The third paper in our Capability Snapshot series was released today. (The fourth, looking at the ADF’s C4ISR networks and capability, will come out next year as part of a larger piece of work.) In many ways the Army is a different beast to the other services, in the sense of it not being structured around major platform delivered capabilities. The Army is a more amorphous organisation, and is able to tailor its configuration to suit a wide variety of circumstances. That makes it a bit harder to assess Army’s capability, but I think I’ve come close.
The main focus of the Australian Army over the past 15 years has been on sustaining combat, training, stabilisation and peacekeeping operations in our near region and the Middle East and Afghanistan theatres. In fact, since the INTERFET mission to East Timor began in 1999, the Army has pretty much been constantly deployed in significant numbers. That’s done two things. First, it’s shown that the structural model that the Army developed during the ‘defence of Australia’ period wasn’t suitable for the operations it was being called on to perform.
The demands of that operational tempo has driven a major rethink of the structure of the Army under Plan Beersheba. In 2010, when ASPI last took an Army snapshot, the three full-time brigades were markedly different. There was one each of infantry, motorised and mechanised brigades. That was workable enough for one-off deployments, for which battlegroups configured for the specific operation could be shaped from elements within each of the brigades. But it was a model that wasn’t suited to extended deployments of brigade size—exactly what was required to sustain forces in Timor-Leste and provide troops for Afghanistan, Iraq, the Solomon Islands and a number of smaller tasks.
When the three brigades were of different types it was hard to replace like for like at the end of a rotation: thus Plan Beersheba was born. Now well advanced, Beersheba’s end state will be three essentially similar brigades, making rotational deployments easier to manage and sustain, as each brigade can now easily rotate through 12-month cycles of ‘one ready (or deployed), one readying and one resetting’.
The other impact of recent operations has been a valuable—and sometimes costly—series of lessons about contemporary battlefields. The rise of well-armed and agile non-state groups means that even relatively low-level conflicts can be lethal. As Western militaries found to their cost in Iraq and Afghanistan, it’s no longer safe to take lightly armoured or soft-skinned vehicles into conflict zones.
There’s a trend towards increased protection against improvised explosive devices and other threats. Army’s M-113 armoured personnel carriers have been around for half a century and, despite an expensive upgrade, they aren’t fit for purpose today. The Bushmaster vehicle has proven to be a great success in protecting its passengers and the ASLAV has been an excellent armed reconnaissance vehicle, but it’s clear that greater protection is going to be needed in the future.
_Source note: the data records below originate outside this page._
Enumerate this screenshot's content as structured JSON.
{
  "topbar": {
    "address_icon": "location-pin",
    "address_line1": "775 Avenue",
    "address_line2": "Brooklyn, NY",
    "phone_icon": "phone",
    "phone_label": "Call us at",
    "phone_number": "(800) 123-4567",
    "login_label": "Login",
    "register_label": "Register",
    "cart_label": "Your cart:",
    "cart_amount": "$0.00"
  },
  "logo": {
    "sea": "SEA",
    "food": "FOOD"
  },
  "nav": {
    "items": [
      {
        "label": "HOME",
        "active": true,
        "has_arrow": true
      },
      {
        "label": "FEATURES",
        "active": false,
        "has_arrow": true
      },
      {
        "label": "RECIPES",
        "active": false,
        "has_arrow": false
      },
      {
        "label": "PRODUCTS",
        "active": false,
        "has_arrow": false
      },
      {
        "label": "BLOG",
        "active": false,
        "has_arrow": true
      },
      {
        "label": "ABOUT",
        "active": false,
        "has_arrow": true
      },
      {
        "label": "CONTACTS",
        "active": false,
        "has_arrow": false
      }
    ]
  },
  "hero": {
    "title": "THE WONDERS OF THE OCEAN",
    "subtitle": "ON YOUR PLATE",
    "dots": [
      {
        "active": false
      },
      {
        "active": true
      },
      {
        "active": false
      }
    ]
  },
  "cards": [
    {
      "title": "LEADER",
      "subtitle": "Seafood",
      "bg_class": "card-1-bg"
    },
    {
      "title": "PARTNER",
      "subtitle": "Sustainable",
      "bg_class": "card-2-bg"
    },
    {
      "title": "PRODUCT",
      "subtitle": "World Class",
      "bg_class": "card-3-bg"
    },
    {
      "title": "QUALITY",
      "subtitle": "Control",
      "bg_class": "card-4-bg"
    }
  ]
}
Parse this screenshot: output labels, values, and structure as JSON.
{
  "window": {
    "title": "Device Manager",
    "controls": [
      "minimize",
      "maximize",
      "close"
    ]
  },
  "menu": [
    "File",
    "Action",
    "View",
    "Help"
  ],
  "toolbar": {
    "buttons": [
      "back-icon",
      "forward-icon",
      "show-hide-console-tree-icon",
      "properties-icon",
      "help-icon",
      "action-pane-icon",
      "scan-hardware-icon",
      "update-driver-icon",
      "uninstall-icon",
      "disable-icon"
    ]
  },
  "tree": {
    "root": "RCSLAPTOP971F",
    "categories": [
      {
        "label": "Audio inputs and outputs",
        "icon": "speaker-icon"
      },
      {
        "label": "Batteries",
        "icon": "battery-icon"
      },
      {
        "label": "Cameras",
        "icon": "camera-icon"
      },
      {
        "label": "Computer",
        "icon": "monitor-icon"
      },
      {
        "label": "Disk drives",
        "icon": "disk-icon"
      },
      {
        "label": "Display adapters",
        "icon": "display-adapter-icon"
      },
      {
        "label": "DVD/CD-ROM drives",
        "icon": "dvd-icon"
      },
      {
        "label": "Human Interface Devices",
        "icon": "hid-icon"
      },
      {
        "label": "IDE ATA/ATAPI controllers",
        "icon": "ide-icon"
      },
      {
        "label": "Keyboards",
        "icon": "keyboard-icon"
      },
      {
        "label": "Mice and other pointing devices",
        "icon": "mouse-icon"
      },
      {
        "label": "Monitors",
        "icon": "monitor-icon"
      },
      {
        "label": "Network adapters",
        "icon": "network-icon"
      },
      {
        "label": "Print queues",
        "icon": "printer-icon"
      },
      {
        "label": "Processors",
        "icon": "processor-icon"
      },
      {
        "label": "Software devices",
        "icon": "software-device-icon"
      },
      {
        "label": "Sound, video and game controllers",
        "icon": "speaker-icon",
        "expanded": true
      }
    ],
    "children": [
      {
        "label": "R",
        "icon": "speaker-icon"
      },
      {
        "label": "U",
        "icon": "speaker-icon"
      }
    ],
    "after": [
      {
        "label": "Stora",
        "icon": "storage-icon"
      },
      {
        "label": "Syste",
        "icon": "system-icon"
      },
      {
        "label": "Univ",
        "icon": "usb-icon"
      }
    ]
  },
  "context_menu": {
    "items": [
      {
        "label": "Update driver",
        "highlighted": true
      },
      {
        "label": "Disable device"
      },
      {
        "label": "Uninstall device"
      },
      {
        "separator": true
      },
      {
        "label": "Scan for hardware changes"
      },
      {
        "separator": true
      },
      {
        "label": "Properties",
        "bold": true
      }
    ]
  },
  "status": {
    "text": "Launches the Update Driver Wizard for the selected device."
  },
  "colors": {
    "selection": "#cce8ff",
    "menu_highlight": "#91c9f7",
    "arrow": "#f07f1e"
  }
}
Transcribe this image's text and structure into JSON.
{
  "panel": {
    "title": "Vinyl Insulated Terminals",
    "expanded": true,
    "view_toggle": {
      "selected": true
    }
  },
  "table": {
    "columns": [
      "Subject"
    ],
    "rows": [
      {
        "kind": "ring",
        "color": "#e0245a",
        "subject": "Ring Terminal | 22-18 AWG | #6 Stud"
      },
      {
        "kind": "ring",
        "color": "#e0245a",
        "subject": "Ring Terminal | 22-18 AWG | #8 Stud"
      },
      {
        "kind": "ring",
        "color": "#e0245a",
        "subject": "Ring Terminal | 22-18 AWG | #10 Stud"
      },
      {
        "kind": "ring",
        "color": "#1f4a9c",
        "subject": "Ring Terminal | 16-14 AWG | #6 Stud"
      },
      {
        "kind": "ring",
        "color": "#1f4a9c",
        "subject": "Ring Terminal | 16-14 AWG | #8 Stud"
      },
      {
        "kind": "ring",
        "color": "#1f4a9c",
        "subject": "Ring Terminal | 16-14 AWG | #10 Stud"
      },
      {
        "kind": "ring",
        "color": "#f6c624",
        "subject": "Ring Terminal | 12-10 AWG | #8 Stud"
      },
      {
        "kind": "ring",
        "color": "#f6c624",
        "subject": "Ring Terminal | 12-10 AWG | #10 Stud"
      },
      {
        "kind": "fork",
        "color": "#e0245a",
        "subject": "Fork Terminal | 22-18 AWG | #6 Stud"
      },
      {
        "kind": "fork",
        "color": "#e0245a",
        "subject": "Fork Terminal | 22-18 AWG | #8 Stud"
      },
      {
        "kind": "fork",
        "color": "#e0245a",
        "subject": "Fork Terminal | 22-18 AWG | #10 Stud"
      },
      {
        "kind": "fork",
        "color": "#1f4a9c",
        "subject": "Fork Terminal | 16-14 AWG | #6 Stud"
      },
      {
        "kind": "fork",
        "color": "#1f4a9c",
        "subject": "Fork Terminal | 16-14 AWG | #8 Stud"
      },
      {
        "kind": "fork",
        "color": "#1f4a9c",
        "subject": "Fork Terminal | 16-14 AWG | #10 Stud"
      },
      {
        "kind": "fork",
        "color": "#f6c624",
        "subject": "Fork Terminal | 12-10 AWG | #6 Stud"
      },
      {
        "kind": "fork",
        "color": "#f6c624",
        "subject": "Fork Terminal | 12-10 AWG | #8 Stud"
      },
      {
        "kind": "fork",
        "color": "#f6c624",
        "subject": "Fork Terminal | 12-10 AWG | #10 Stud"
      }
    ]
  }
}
Greater protection comes at a greater cost, and the Army’s ability to replace its entire fleet of vehicles will depend on money. That isn’t a new problem. In 2010, ASPI noted that a significant and wide-ranging upgrading of the Army’s protected mobility vehicles and armour wasn’t guaranteed to happen any time soon, given the 2009 Defence White Paper’s expensive naval initiatives.
Not much has changed—the August 2015 announcement that the two major naval shipbuilding projects were being brought forward, plus the looming $20 billion-plus submarine project, means that the Army will again have to fight to make its case. Whether they’ll be successful remains to be seen. Like the RAAF and the RAN, the Army needs a major recapitalisation of its equipment. Unlike the RAAF and RAN, the Army has never been especially good at getting large sums of money for recapitalisation.
But the artillery is all new, and the Abrams tanks are still pretty capable (though an upgrade will be necessary at some stage to keep them near the US baseline). And there’s some light at the end of the tunnel with Army aviation: after long development periods, the Tiger armed reconnaissance and the MRH-90 battlefield lift helicopters are finally reaching maturity. And the purchase of seven new build F-model Chinooks through an FMS purchase (ahead of schedule and on budget, natch) has boosted the medium-lift capability.
Finally, there’s the people aspect of capability. Like all of the services, Army has some specialisations in which depth is lacking. Our 2010 snapshot noted that personnel in specialist trades like medicine, logistics, combat engineering, special forces and intelligence had been required to make multiple deployments because of a lack of alternatives. Some progress has been made in adding depth, but recruitment and retention of specialists is a constant concern. In principle, Plan Beersheba will add depth to support areas by making each brigade more self-sufficient. But some of the specialist units are still ‘one-shot’ capabilities rather than Beersheba’s ideal triumvirate.